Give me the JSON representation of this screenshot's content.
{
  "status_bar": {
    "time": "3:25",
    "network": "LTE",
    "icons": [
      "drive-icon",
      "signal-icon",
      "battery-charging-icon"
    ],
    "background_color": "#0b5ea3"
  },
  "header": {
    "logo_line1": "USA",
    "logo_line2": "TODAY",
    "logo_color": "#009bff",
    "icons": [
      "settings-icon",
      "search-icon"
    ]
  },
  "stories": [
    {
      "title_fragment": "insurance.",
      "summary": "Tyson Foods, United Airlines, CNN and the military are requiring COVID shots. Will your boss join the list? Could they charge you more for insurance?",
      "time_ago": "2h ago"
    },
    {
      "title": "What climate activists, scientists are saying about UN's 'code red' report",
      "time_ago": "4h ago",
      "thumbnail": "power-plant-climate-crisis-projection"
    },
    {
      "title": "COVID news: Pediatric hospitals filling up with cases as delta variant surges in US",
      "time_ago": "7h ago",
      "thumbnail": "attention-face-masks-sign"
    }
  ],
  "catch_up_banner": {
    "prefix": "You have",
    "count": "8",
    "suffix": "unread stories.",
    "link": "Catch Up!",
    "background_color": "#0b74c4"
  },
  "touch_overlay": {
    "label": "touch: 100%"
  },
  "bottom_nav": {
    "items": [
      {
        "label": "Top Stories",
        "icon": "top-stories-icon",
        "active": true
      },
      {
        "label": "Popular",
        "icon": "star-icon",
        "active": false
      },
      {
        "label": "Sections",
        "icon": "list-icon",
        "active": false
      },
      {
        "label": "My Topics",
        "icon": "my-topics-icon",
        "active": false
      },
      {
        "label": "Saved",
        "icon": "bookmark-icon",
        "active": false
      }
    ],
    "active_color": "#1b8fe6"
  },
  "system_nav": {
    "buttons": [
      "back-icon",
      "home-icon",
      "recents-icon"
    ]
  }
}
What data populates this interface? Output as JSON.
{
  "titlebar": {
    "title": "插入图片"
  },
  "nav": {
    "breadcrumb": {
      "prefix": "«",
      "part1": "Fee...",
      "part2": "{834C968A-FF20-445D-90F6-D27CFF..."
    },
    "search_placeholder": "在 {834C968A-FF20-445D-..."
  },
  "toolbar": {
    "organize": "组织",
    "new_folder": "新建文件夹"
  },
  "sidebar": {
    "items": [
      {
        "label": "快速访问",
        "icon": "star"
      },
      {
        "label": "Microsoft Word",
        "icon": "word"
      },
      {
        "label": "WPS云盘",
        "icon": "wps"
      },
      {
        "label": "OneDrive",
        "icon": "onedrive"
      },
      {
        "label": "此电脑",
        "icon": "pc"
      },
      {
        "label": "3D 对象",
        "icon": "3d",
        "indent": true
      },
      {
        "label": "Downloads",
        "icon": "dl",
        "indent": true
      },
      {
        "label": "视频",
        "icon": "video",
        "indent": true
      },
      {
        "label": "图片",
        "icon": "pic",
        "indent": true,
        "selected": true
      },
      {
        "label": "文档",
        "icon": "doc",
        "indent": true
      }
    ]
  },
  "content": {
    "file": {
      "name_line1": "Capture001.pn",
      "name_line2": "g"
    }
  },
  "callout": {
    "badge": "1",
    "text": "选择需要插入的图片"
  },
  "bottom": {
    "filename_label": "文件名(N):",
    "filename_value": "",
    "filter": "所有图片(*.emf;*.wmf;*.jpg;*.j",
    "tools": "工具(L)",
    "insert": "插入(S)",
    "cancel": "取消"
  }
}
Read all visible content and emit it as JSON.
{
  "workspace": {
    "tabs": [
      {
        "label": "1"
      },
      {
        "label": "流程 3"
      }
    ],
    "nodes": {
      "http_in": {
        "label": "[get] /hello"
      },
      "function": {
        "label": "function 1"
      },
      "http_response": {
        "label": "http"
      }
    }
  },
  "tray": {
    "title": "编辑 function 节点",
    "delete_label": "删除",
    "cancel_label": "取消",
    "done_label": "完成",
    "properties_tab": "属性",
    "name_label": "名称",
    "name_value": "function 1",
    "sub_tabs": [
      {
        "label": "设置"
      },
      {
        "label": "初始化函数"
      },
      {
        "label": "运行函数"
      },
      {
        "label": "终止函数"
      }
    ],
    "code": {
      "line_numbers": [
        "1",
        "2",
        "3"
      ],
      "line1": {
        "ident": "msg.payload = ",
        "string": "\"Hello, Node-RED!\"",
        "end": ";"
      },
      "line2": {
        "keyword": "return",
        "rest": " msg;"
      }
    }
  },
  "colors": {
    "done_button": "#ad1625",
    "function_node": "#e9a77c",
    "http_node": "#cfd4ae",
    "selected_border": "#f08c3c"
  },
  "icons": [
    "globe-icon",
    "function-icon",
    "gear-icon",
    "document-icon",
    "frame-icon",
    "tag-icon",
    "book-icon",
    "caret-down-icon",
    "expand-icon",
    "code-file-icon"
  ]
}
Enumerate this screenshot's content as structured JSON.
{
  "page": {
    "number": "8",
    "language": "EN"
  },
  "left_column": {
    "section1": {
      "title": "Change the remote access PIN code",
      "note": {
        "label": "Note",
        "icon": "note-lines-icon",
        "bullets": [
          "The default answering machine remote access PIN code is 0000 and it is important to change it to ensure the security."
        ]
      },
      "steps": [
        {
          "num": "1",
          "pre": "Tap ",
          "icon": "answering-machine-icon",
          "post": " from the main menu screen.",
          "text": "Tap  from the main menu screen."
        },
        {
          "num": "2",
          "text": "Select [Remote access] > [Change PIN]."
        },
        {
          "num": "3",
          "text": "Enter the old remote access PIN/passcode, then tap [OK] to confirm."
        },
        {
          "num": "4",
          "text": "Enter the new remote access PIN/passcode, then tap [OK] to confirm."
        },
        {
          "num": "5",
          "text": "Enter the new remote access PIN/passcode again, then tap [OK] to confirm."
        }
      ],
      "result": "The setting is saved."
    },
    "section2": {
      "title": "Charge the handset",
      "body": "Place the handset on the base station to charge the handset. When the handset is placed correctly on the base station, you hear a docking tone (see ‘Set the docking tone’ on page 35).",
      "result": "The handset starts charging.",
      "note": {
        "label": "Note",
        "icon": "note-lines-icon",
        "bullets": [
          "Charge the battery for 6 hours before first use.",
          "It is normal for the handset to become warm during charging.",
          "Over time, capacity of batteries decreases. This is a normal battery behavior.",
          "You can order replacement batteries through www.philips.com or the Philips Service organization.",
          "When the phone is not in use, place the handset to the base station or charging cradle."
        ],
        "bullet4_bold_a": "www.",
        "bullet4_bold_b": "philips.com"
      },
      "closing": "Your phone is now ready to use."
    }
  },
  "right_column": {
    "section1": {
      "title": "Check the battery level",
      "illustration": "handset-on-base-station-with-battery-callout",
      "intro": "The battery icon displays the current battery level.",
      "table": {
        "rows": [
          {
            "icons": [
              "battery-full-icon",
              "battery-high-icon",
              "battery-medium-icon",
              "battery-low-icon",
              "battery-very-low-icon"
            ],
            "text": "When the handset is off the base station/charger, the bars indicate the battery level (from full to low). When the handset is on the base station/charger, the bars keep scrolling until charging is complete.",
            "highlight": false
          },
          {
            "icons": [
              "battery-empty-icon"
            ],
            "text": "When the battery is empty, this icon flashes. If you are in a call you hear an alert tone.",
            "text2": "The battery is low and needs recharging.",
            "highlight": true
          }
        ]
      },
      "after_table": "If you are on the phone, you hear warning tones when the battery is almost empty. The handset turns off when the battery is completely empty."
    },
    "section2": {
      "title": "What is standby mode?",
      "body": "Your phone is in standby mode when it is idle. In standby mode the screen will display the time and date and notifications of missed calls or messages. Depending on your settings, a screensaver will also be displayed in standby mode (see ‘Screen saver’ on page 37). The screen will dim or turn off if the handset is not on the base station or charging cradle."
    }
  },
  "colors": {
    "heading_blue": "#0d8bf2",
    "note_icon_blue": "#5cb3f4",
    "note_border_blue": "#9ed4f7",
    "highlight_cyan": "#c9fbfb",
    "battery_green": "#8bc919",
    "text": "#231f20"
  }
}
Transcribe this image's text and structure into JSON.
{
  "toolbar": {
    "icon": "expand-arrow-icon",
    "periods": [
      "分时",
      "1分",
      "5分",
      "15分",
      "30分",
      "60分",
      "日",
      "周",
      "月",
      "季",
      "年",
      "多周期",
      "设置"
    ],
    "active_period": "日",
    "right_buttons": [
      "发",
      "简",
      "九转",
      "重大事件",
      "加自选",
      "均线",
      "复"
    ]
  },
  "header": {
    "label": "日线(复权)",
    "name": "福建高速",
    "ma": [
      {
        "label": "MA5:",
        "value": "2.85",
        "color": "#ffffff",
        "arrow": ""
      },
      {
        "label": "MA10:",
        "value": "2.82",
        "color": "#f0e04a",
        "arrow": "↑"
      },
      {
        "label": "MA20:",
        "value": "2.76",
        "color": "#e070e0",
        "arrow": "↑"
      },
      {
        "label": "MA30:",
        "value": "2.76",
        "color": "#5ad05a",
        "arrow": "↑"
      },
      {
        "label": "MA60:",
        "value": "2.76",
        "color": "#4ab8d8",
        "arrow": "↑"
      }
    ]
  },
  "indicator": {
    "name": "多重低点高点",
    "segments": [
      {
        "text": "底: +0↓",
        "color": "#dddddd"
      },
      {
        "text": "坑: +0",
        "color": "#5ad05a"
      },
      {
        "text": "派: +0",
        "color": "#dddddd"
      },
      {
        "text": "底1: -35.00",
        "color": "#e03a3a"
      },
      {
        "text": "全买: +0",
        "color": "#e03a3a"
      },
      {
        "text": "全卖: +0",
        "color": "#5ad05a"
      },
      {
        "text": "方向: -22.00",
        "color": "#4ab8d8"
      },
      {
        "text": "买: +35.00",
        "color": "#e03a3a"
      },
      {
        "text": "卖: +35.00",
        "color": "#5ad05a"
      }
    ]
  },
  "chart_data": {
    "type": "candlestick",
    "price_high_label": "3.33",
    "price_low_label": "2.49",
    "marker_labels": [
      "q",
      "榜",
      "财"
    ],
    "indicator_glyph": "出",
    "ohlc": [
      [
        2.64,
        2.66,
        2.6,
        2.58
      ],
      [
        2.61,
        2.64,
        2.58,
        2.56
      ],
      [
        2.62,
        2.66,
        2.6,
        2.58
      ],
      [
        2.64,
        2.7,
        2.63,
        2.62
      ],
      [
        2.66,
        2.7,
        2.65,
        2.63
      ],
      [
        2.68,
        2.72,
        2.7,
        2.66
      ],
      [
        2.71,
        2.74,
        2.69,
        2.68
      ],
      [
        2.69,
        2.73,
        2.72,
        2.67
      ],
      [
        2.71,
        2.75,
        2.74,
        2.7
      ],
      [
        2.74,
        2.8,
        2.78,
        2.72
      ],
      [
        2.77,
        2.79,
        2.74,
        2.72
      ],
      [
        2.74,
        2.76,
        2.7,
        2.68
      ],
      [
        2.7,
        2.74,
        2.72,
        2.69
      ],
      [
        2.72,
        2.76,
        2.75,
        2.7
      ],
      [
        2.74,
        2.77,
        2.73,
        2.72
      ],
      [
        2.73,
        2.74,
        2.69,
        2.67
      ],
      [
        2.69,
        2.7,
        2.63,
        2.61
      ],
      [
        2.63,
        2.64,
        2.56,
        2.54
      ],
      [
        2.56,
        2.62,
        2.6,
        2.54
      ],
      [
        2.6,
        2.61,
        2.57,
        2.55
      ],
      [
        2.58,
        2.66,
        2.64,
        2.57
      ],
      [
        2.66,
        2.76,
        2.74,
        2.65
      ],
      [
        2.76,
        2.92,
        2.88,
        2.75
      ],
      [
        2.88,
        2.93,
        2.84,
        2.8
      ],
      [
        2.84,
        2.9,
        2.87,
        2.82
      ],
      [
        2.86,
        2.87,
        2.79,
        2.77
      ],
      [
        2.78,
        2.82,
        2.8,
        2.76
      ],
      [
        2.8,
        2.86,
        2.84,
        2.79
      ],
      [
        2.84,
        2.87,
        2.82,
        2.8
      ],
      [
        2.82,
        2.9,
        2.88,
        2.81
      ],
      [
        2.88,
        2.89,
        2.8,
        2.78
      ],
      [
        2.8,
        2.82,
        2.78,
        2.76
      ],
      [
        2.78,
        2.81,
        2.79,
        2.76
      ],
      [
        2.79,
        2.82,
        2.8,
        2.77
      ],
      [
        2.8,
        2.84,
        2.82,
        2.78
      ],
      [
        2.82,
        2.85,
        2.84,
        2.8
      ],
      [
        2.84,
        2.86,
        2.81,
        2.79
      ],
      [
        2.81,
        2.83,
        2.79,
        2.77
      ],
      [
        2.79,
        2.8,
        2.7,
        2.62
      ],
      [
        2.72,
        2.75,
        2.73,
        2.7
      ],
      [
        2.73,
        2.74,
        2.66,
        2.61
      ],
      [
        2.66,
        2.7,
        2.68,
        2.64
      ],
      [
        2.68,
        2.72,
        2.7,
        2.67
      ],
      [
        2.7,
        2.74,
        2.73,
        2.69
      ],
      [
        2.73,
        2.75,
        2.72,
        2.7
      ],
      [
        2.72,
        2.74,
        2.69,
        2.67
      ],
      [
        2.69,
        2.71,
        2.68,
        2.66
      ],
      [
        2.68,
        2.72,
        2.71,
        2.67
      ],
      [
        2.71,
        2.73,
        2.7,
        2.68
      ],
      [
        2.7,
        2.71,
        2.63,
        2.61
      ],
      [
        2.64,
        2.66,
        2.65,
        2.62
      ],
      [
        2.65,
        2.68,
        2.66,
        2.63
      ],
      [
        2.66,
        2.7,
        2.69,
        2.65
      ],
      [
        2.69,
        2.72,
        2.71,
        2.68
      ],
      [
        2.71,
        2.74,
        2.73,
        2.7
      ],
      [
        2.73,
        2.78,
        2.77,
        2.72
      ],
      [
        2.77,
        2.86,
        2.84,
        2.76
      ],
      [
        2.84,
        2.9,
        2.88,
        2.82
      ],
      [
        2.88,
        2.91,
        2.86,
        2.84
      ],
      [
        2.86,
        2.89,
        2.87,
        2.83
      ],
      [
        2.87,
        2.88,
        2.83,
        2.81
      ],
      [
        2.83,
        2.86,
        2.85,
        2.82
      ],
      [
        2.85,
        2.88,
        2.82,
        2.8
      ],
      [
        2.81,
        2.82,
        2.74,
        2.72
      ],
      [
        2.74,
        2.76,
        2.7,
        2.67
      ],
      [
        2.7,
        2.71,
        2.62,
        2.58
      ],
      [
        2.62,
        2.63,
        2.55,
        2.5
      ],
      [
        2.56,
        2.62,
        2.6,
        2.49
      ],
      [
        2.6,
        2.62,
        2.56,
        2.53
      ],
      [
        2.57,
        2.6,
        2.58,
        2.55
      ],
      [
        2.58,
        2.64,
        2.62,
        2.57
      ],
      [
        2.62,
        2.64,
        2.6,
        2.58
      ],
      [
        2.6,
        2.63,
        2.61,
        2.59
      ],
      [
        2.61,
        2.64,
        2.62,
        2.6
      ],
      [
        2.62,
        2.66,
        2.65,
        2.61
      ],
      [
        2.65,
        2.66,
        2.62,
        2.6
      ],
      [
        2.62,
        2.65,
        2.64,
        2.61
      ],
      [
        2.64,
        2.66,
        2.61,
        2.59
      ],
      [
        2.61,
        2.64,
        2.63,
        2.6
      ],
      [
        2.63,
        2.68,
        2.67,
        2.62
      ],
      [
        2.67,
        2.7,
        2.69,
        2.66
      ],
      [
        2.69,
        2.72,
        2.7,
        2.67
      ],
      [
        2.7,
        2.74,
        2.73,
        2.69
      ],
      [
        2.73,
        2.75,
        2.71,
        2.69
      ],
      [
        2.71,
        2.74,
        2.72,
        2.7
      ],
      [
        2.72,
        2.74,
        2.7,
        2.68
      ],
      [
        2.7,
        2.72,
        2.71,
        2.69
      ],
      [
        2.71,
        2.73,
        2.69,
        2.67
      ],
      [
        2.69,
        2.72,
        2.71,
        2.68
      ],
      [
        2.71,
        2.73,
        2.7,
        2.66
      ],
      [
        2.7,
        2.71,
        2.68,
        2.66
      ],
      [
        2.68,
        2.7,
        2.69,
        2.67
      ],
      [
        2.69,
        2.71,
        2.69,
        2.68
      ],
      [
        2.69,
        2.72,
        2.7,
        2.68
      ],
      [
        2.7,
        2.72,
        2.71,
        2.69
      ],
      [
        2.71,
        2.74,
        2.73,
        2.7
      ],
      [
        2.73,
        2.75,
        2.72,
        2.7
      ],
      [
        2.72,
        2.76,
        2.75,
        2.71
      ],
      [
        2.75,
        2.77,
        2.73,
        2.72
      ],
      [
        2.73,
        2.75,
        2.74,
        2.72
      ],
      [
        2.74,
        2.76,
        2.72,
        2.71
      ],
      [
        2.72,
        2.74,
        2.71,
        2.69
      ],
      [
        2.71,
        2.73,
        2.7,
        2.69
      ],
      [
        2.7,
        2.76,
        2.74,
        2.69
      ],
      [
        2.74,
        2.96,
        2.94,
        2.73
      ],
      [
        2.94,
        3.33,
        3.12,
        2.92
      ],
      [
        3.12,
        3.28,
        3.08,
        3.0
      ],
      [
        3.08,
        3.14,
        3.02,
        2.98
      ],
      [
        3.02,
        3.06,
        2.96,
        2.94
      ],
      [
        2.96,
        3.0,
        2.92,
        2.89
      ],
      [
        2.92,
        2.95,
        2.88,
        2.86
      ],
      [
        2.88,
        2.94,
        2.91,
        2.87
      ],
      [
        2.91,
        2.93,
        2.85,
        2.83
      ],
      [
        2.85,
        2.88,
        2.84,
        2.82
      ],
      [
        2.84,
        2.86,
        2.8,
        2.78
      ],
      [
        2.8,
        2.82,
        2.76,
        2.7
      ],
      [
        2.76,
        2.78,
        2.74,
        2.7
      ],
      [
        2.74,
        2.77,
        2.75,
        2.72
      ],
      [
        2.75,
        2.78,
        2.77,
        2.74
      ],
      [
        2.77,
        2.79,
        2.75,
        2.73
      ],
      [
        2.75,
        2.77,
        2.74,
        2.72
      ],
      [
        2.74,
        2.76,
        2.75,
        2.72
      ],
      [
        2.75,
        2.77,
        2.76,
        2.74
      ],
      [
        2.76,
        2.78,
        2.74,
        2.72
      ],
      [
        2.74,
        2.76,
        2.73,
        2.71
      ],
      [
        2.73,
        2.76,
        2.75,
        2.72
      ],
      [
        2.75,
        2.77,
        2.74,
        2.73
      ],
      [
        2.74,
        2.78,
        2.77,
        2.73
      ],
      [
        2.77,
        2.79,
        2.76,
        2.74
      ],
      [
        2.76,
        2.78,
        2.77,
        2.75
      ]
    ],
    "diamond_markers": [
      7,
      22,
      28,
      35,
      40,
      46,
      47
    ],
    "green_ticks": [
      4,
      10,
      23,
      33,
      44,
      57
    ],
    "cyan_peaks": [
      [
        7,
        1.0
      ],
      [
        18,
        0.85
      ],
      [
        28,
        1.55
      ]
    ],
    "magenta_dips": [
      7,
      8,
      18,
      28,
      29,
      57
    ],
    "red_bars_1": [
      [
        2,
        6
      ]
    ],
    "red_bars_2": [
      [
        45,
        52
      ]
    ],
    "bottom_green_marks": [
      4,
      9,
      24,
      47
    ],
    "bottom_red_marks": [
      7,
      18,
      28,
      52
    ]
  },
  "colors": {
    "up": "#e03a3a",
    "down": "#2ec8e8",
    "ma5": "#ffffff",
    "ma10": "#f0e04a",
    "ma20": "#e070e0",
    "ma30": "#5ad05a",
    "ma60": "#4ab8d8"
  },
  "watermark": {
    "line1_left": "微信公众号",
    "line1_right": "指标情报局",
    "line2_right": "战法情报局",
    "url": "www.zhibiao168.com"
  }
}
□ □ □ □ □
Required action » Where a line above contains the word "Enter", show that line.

Completed task »
          "text": "Enter the old remote access PIN/passcode, then tap [OK] to confirm."
          "text": "Enter the new remote access PIN/passcode, then tap [OK] to confirm."
          "text": "Enter the new remote access PIN/passcode again, then tap [OK] to confirm."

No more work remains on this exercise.